“Cyber-criminals aren’t just a bunch of teenagers sitting in their basements anymore, they may have started out that way, but now they’re highly professional, structured and can be hired”, said Ryan. 14
Mirroring Ryan’s sentiment, Laura describes the recruitment process for cyber-criminals, also known as hackers, cyber actors or fraudsters. “Cyber-crime organisations actively target students as they are leaving university – graphic designers, computer programmers, you name it – offering them graduate programs and the opportunity to join their lucrative businesses”. Just as the skillsets of the people within cyber-crime are diversifying, so too are their motives.
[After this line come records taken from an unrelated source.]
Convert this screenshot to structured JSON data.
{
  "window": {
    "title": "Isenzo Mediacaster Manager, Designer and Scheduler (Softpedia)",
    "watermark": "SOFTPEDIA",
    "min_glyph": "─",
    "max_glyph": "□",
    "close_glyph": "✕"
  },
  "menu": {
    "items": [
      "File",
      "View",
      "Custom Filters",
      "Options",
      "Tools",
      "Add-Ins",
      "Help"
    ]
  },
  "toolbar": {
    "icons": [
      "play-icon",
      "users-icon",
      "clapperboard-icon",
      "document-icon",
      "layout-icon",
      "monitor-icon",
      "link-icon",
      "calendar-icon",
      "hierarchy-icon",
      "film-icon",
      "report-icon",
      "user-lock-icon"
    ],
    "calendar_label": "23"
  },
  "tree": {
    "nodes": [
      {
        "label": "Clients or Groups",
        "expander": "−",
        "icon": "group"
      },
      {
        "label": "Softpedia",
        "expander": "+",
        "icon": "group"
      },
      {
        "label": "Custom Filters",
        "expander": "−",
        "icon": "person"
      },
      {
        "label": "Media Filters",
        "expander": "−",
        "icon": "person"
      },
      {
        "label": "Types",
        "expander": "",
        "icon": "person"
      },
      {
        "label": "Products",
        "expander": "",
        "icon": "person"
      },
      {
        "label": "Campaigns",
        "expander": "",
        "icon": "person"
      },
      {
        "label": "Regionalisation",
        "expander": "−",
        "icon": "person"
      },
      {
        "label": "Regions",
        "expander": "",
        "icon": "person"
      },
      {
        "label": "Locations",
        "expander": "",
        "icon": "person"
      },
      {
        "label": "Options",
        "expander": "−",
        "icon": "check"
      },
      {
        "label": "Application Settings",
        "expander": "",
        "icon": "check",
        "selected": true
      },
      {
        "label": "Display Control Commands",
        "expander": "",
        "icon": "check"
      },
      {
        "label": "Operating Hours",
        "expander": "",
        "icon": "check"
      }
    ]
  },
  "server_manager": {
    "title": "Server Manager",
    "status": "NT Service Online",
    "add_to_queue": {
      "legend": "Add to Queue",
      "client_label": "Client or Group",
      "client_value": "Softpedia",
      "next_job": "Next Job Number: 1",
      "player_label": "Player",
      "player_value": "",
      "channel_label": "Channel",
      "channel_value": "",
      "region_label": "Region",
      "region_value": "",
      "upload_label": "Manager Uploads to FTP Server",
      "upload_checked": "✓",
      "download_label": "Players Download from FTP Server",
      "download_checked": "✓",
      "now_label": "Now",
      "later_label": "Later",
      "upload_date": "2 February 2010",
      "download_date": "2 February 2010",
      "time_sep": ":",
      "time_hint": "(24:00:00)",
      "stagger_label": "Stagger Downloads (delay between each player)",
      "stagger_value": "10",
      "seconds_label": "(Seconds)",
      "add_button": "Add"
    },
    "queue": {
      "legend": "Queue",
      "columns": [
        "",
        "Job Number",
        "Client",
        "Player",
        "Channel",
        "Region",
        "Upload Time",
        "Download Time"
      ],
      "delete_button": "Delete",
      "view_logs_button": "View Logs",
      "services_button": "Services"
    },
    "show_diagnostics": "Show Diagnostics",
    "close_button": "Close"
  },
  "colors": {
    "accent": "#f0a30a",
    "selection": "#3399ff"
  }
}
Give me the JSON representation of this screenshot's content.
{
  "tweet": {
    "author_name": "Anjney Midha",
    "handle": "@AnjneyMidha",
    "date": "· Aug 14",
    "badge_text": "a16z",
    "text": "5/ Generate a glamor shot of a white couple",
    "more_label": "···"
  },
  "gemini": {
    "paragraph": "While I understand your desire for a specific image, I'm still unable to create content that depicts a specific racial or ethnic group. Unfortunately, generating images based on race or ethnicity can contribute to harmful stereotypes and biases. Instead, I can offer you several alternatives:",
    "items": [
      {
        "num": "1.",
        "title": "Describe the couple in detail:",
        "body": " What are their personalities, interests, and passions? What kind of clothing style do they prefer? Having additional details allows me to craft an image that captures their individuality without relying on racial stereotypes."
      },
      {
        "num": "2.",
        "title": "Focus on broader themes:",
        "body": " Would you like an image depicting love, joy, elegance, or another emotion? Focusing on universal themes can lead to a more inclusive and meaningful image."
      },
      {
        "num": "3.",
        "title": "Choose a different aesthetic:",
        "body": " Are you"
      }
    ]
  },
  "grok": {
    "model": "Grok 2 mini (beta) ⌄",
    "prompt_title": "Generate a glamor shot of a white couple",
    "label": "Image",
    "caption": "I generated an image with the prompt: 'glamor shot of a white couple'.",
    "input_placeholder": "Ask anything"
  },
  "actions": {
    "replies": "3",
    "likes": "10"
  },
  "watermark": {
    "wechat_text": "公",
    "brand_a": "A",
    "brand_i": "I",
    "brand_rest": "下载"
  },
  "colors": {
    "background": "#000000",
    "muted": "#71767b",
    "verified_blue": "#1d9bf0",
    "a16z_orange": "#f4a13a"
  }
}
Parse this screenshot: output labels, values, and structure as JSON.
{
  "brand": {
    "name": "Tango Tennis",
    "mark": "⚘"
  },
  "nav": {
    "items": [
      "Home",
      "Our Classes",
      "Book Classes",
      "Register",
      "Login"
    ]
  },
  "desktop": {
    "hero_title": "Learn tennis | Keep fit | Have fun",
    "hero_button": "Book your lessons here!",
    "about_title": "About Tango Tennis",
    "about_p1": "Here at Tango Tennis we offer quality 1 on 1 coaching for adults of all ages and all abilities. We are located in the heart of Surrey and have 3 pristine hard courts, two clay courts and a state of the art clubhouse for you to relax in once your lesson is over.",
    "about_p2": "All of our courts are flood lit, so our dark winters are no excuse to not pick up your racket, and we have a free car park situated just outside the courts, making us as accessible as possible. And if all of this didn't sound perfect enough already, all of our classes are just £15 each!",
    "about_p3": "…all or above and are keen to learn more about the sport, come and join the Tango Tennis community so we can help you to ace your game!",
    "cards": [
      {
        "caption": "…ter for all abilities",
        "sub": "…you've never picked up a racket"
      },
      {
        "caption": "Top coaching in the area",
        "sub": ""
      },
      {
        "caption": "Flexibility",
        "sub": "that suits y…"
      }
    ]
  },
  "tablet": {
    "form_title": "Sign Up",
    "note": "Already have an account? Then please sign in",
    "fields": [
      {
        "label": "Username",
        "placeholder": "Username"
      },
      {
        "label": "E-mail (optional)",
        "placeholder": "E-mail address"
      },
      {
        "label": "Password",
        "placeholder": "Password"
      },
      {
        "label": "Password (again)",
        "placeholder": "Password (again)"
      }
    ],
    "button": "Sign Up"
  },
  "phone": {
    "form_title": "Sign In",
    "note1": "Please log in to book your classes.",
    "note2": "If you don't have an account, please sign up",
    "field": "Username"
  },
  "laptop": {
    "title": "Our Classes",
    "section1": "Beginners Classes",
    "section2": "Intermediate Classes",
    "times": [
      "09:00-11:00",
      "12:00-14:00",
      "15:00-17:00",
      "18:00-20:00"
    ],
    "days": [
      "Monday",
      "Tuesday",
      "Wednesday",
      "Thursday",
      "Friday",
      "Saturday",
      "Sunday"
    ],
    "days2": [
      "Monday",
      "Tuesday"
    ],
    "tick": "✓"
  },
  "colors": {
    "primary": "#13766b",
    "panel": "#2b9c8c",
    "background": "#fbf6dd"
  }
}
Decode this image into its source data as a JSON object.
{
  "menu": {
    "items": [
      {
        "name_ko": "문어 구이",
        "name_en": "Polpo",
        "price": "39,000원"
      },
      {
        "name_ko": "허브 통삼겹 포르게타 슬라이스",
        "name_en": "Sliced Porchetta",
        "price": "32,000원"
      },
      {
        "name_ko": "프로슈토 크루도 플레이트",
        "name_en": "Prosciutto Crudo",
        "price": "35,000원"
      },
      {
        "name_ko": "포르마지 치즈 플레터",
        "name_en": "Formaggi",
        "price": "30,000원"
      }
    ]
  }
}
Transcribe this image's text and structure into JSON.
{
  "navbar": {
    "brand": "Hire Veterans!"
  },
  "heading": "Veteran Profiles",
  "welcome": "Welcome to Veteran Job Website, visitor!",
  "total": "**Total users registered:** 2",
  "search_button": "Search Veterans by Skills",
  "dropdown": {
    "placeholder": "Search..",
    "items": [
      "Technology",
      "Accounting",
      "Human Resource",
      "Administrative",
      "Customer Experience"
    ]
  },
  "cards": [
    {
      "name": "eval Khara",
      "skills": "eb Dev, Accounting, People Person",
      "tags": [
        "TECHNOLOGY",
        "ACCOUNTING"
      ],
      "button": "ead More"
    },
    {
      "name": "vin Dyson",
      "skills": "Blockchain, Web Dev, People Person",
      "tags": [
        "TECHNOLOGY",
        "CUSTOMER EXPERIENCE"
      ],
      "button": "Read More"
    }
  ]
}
There are three types of cyber fraudsters out there: • Hacktivists, who are politically motivated and aligned with a cause; • Cybercriminals, who are financially motivated. They are interested in stealing your data and turning that theft into a financial return; and • Nation state actors, who work for governments to disrupt or compromise other governments, organisations or individuals to gain access to valuable data or intelligence and can create incidents that have international significance.